- TCM has told us so many interesting things about this movie in its intro!
- Even though A.I. Bezzerides gets the screenwriting credit, most of it was actually written by Nicholas Ray.
- Before making the movie, Ray did some observing of plainclothes policemen in Boston.
- The scenes of violence in this film really anticipate the way violence is handled in hundreds of Angry Police movies that have come afterwards.
- Bernard Hermann did the music for the movie, and his subbing of brass for (the much more expected) strings here predates the hugely famous stuff he did for Hitchcock in VERTIGO (1958).
- That point ^ becomes marvelously clear within the first 30 seconds of the movie. Outstanding!
- The first 25 minutes (one-fifth) of this movie take place at night. Certainly sets the tone for the rest of it.
- Having spent one evening in the life of Jim Wilson (Robert Ryan), I have one thing to say to him:
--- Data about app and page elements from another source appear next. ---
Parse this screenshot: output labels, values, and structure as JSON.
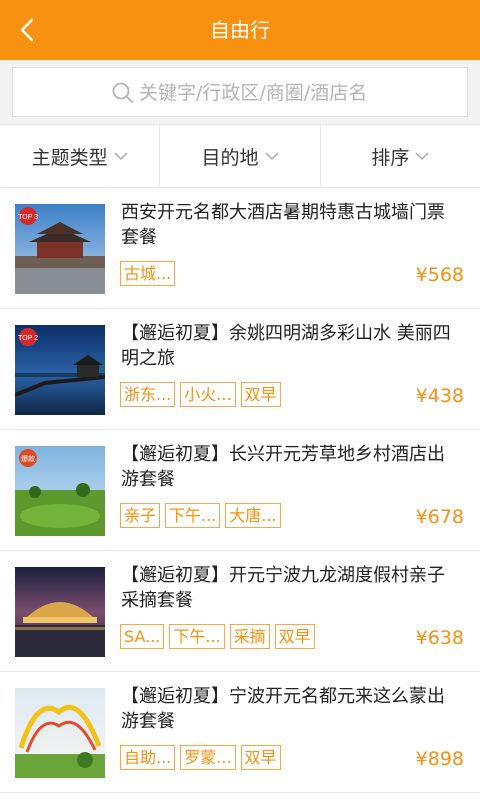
{
  "header": {
    "title": "自由行",
    "back_icon": "chevron-left-icon"
  },
  "search": {
    "placeholder": "关键字/行政区/商圈/酒店名",
    "icon": "search-icon"
  },
  "filters": [
    {
      "label": "主题类型"
    },
    {
      "label": "目的地"
    },
    {
      "label": "排序"
    }
  ],
  "colors": {
    "accent": "#f7910f",
    "tag_border": "#f7a94a"
  },
  "items": [
    {
      "badge": "TOP 3",
      "title": "西安开元名都大酒店暑期特惠古城墙门票套餐",
      "tags": [
        "古城..."
      ],
      "price": "¥568"
    },
    {
      "badge": "TOP 2",
      "title": "【邂逅初夏】余姚四明湖多彩山水 美丽四明之旅",
      "tags": [
        "浙东...",
        "小火...",
        "双早"
      ],
      "price": "¥438"
    },
    {
      "badge": "爆款",
      "title": "【邂逅初夏】长兴开元芳草地乡村酒店出游套餐",
      "tags": [
        "亲子",
        "下午...",
        "大唐..."
      ],
      "price": "¥678"
    },
    {
      "badge": "",
      "title": "【邂逅初夏】开元宁波九龙湖度假村亲子采摘套餐",
      "tags": [
        "SA...",
        "下午...",
        "采摘",
        "双早"
      ],
      "price": "¥638"
    },
    {
      "badge": "",
      "title": "【邂逅初夏】宁波开元名都元来这么蒙出游套餐",
      "tags": [
        "自助...",
        "罗蒙...",
        "双早"
      ],
      "price": "¥898"
    }
  ]
}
“You need to find yourself a girl, mate.” — Captain Jack Sparrow (POTC: TCOTBP, 2003)
- Wilson: How do you live with yourself?
RoundCop: I don’t – I live with other people.
> There is an extremely valuable nugget of wisdom stored within this exchange. Bravo.
- Captain Brawley (Jim’s Boss) is a fantastic name for a police captain. I bet he has brother named Captain Fightey and Captain Wrestley. Baha!
- “Then make up your mind to be a cop – not a gangster with a badge.” — Captain Brawley (Ed Begley)
- Music in the first snow chase scene = Brilliantly composed.
- I told you that all Jim Wilson needed to do was find himself a girl – now he’s blocking other people from brutality! Look at him!
- There are some super visually striking images in the second half of this movie, with the snow, landscape, clouds, and mountains in the distance. Makes a super memorable setting for a noir.
- This had a way less bleak and depressing ending than I was expecting from a Nicholas Ray noir.
- Which, TCM just told me, is because it was tacked on after the fact, because everyone thought the original ending (Mary (Ida Lupino) flat out rejecting Jim Wilson right after Danny (Sumner Williams) dies, instead of letting him into her house, and then Jim Wilson returning to the “dirty city” and his dirty old ways) was a bit too rough, even for a noir. So, fun fact – Ida Lupino and Robert Ryan pretty much did the last scene by themselves, because (predictably) Nicholas Ray wanted no part of it.